  • Youtube playlists only play Youtube content.
  • Slideshare playlists only play Slideshare content.
  • Soundcloud playlists only play Soundcloud content.
  • All these players only play video, slides and audio respectively.

This post makes a case for playlists for the web. It’s a time for unity and convergence. We believe in setting content free and letting you combine, rank and play content for you, your friends and your communities. Connections exist between videos and slides and audio. They do not need to be segregated.

We believe everything should be playable. We believe all content should be equal. We believe opinion is what should differentiate content, not content networks.

We know lists are really useful.
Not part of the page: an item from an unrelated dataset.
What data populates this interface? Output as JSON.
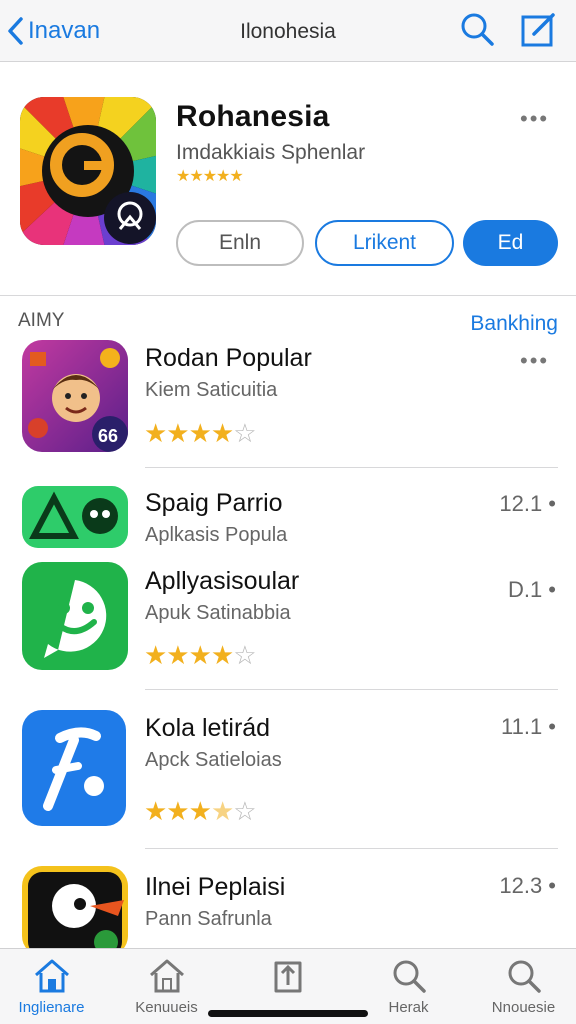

Playlists just happens to be one extremely simple way of putting Listly to work.

Startups like Embedly focus on simplifying and enabling the embeddability of content. Startups like Zapier and IFTTT focus on simplifying the exchange of data between different social and operational apps. They all focus on enabling the free flow of information.

We focus on making list socially collaborative, interactive and embeddable.

Here’s our top 7 reasons why everything should be playable. Are we missing anything? Do you agree. Which are the top 3?

This is the introductory post in 7 part series.

The next 6 weeks will focus on Video, then Audio, Slides, Lists, Graphics and Documents.

We are continually evolving and refining the capabilities of Listly.

Perhaps we don’t support the playing of content for a specific platform that you use.

Make a list, embed links to that content and share your list in the comments.

We’d love to evaluate supporting that platform for you.

Our vision is simple

  • Videos have Youtube > (78.6%) of BLOGS use video, BUT only [14.7%] of posts include video
  • Slides have Slideshare > (40.0%) of BLOGS use SLIDES, BUT only [3.1%] of posts include SLIDES
  • Lists have Listly > (98.6%) of BLOGS use LISTS, BUT only [57.1%] of posts include LISTS

According to our research lists are more broadly adopted and used more often than any form of media.

Lists are used in email campaigns and in slidedecks.

Lists are used because we find lists quick to skim.  Lists are quick to extract value and hence we feel safe sharing – we know they are valuable. Lists are simply more memorable.

Traditional HTML lists are not embedable, they are non-social and they are static – there are no options to filter and sort (ie non-interactive). This is the problem that Listly fixes. In the world of Gillette, Listly is the best a list can get.

What say you? Is unifying playlists a good thing in your mind?

Image Credit: wwworks

NIck Kellet (130 Posts)

Nick’s ventures range from a visual segmentation tool sold to SAP, to an award winning board game. Today, Nick is co-founder of Listly, raising the profile of lists to be on par with Slideshare & YouTube.